[Extracted records]
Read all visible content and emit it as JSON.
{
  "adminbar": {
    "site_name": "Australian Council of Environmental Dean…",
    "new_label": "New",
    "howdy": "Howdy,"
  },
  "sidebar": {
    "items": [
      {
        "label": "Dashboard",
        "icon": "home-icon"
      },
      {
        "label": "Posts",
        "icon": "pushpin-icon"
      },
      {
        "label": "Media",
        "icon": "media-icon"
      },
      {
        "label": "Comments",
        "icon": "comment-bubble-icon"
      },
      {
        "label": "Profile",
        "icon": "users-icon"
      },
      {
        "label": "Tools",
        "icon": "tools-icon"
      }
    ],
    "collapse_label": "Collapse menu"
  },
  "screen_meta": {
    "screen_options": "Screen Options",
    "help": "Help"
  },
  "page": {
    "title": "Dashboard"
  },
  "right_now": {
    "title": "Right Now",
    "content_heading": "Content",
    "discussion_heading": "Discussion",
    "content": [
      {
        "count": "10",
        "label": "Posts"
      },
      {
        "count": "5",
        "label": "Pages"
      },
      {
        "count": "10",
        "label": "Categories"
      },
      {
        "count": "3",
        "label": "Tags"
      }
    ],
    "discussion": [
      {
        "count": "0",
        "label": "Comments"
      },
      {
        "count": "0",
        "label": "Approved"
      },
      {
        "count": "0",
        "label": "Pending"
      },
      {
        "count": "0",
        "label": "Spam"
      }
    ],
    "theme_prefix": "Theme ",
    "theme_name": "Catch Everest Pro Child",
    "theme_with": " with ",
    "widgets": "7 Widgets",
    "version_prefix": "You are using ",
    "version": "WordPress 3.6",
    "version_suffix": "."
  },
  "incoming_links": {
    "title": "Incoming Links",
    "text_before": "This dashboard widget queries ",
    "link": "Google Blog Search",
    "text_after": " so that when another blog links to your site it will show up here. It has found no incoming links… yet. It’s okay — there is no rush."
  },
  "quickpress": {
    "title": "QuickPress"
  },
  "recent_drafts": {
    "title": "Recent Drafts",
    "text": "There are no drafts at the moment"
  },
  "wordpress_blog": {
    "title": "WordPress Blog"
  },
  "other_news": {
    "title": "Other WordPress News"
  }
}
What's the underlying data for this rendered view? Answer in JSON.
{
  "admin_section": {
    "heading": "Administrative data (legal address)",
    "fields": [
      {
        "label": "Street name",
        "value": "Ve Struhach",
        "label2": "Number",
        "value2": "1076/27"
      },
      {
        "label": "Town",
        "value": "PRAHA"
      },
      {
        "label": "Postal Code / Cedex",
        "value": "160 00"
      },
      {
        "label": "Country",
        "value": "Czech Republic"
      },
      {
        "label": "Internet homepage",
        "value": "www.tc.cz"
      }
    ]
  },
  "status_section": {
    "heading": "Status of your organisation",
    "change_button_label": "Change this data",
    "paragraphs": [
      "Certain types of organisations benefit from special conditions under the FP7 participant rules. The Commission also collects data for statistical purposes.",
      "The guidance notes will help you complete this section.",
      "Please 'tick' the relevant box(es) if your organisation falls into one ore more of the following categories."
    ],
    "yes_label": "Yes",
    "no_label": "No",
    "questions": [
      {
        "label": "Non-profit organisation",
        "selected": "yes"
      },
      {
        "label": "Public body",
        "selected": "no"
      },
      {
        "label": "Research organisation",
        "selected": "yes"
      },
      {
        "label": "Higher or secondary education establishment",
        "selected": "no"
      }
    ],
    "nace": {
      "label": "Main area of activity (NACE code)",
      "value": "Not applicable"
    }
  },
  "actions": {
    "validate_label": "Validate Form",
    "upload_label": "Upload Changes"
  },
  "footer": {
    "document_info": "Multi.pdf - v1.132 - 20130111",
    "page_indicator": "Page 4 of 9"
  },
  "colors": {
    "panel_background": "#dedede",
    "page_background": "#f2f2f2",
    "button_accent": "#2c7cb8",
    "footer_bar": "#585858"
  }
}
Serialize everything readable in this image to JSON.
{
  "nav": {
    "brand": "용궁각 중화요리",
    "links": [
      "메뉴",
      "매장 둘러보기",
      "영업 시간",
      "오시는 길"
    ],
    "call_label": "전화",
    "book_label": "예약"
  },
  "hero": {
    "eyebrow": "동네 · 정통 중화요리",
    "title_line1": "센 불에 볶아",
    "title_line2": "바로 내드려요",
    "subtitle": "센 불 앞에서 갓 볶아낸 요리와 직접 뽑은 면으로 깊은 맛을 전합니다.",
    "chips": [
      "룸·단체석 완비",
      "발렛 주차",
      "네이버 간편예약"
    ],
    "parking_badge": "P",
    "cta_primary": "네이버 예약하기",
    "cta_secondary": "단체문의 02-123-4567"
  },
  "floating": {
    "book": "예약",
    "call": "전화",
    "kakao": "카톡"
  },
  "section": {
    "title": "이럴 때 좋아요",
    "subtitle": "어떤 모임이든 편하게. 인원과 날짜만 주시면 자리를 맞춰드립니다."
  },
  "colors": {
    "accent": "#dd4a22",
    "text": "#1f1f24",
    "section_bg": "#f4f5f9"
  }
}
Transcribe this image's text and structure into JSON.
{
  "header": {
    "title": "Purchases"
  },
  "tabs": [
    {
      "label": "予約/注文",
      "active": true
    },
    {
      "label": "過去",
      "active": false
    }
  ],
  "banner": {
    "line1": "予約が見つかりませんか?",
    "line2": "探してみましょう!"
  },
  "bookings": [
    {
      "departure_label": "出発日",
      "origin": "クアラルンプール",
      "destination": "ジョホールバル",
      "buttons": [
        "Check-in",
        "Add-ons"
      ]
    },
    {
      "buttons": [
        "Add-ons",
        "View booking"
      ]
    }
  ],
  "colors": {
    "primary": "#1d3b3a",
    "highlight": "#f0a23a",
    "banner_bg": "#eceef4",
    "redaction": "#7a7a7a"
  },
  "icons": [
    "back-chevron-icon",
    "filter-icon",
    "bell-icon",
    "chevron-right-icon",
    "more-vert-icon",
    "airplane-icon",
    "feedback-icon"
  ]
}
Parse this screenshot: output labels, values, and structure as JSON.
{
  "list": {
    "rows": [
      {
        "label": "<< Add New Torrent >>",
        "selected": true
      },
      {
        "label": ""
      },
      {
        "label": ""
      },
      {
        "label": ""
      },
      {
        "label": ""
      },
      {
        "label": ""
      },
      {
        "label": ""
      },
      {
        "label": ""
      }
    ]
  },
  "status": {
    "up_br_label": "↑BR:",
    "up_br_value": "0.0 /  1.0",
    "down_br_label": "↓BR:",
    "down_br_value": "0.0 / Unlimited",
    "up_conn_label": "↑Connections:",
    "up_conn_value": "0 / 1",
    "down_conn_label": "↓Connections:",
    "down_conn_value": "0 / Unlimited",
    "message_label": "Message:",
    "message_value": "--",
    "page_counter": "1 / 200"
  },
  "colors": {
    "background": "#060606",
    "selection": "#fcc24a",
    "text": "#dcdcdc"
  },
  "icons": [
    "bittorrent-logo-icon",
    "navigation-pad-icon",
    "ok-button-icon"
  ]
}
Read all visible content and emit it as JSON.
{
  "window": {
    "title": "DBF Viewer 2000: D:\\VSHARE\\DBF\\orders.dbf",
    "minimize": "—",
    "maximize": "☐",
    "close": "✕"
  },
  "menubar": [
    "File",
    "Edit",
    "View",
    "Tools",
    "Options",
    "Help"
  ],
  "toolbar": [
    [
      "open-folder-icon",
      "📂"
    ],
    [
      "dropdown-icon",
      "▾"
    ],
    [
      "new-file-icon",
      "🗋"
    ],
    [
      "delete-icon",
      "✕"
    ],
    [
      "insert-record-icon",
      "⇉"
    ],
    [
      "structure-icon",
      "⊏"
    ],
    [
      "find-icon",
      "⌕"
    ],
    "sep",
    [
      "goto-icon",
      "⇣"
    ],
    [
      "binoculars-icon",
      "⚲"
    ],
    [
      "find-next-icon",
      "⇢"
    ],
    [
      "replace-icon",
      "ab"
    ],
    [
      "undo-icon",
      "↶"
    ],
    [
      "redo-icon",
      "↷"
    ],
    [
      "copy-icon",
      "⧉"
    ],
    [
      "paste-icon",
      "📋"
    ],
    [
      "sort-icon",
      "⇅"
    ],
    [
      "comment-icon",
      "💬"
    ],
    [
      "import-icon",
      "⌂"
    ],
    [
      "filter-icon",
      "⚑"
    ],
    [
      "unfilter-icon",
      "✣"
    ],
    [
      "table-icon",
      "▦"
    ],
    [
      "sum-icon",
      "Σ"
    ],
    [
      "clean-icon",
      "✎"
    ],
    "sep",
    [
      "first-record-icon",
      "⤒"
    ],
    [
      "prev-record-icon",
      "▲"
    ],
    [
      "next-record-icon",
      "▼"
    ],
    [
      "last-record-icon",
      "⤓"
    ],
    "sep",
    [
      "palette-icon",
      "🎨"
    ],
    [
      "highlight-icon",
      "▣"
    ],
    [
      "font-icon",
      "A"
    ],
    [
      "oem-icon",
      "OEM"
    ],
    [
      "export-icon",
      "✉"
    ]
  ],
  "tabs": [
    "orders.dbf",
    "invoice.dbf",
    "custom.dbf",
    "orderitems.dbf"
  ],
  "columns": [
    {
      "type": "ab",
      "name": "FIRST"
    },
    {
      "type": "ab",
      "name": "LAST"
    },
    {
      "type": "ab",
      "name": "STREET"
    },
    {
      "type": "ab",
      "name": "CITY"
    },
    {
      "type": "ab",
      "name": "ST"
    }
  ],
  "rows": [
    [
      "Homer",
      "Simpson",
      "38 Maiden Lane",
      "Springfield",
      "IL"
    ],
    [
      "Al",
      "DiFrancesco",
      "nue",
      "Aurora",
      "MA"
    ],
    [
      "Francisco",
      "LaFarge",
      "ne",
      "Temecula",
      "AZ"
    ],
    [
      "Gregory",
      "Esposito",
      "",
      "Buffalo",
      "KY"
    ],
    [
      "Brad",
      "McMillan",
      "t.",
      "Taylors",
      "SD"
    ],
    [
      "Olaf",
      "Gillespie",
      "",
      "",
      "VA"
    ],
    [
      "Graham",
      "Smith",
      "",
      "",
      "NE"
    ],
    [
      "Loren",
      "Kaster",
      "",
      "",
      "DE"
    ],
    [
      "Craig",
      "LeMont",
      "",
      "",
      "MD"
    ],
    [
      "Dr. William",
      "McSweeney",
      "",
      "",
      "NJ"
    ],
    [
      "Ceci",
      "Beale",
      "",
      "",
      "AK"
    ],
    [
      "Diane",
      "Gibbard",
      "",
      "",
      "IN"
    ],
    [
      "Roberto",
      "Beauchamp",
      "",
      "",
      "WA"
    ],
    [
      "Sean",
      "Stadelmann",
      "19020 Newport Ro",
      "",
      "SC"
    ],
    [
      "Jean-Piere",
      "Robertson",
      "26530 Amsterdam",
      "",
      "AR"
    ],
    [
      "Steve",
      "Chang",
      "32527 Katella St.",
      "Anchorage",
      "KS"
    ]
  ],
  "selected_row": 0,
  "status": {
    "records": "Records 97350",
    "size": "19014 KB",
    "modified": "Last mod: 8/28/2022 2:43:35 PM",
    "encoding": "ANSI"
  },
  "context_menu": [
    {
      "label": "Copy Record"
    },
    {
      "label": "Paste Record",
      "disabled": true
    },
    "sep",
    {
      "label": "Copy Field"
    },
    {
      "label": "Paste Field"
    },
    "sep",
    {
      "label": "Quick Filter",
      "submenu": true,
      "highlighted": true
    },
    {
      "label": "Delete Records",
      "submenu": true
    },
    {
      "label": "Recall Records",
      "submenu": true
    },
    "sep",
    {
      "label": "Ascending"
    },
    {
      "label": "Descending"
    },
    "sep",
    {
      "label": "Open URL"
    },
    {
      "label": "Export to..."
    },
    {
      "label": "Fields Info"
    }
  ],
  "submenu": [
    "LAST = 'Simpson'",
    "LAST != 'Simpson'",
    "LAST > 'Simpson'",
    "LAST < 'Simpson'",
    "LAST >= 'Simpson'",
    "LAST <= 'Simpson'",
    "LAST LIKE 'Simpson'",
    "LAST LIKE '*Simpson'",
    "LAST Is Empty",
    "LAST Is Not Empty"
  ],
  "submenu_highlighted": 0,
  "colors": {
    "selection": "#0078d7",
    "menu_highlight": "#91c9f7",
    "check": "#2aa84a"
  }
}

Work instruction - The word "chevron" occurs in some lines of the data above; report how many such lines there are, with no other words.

Output of the exercise - 2